eradication by a deluge or conflagration."
Actually, Origen assumed that the worlds follow one another in
time just like an equal number of schools in which decadent
beings are reeducated, a process which would have started with
the "fall" of man, which was then followed by the material world.
And Saint Augustine, in turn, in
the 12th book of his City
questioned the doctrine of cycles based on the futility of an
eternal wheel of creations and the absurdity of an endless death
of the Logos.
At this point, you may ask, why am I stressing
this notion of descending ages in connection with a likely
cosmic religion?
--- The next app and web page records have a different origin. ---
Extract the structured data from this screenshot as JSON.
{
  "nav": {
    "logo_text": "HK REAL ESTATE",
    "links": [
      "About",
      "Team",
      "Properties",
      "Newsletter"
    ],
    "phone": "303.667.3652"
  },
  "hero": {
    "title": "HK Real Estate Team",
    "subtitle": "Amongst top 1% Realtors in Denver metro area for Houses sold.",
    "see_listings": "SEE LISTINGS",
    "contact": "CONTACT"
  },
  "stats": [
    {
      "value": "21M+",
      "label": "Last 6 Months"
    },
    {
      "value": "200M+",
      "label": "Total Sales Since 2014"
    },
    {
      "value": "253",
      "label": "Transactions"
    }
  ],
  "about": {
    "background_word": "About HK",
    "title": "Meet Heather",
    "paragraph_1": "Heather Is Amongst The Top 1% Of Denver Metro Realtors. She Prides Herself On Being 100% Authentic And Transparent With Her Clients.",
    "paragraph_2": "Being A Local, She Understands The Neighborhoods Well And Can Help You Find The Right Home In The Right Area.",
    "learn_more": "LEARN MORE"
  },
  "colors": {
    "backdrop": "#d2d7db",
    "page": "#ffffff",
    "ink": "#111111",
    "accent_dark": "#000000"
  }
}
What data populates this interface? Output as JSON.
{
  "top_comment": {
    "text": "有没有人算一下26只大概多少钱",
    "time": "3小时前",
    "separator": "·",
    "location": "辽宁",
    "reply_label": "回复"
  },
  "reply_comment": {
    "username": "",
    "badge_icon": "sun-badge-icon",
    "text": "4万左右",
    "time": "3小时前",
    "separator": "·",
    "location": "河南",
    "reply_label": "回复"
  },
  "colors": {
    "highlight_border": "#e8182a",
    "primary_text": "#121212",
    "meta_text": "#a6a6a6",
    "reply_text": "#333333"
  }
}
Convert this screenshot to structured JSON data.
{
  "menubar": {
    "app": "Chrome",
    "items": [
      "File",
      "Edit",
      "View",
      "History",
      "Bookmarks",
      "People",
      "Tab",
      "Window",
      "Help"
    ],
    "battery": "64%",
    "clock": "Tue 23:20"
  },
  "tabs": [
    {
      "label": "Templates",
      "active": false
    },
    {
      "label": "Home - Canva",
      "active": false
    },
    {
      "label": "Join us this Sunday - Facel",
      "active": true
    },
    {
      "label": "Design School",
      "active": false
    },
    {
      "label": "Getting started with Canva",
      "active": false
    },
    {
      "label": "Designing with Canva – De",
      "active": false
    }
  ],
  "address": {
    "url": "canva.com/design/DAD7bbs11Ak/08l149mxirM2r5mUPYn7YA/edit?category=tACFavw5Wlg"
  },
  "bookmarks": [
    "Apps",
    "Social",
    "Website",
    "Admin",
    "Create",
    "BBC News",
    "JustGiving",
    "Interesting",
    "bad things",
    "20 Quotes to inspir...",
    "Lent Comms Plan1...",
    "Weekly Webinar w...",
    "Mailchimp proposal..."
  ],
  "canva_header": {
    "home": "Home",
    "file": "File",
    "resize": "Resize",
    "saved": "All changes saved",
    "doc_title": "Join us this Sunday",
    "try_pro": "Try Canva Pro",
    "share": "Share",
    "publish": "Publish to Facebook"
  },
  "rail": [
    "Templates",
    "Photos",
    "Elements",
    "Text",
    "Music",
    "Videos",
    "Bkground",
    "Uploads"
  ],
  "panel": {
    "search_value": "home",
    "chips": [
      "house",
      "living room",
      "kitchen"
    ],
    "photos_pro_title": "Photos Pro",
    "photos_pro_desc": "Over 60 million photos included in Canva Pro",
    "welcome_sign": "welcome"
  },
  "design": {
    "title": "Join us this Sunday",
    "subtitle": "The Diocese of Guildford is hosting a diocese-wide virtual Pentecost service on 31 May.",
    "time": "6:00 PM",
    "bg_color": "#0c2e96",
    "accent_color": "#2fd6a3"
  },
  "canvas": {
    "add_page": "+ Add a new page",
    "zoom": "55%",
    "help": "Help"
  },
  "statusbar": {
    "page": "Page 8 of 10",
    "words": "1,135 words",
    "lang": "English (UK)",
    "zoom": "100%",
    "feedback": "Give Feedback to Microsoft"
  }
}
Quite simply, because this notion, like the
related notion of higher and lower planets of the ancients'
tradition, was consubstantial to their religion - and I am
trying to substantiate my view that to the extent that a cosmic
religion follows the characteristics of the primordial tradition,
it will eventually be on a par with the task of easing our
entrance into the upcoming New Age.
(More on the conception of Four
Ages of Mankind here.)
This topic will be continued in next posts.
Luis Miguel Goitizolo
A Message from The Author
Ever since I was
a youth I was fascinated by Oriental wisdom and particularly by the Hindu
doctrines. However, it was not until a few years ago that I undertook the task
of studying the ancient doctrine of cosmic cycles from different perspectives,
though mainly using the most relevant sacred texts from all around the world. In
time, I felt the urge to write a book about my studies in that matter in my
mother tongue, Spanish, which I titled "La rueda del tiempo" (in English, "The
Wheel of Time"). It is excerpts of that book and other original articles dealing
with similar topics that I will start publishing as of
today through this medium.
More recently, after some years as a networker promoting a variety of programs, I
decided to translate my book into English, a task that was successfully
completed a few months ago. And over the past few weeks and months I have been
publishing excerpts of this translation, as well as other original articles in
English that also deal with similar topics, on various online media of the
United States and other countries.
Luis Miguel Goitizolo
Lima - Perú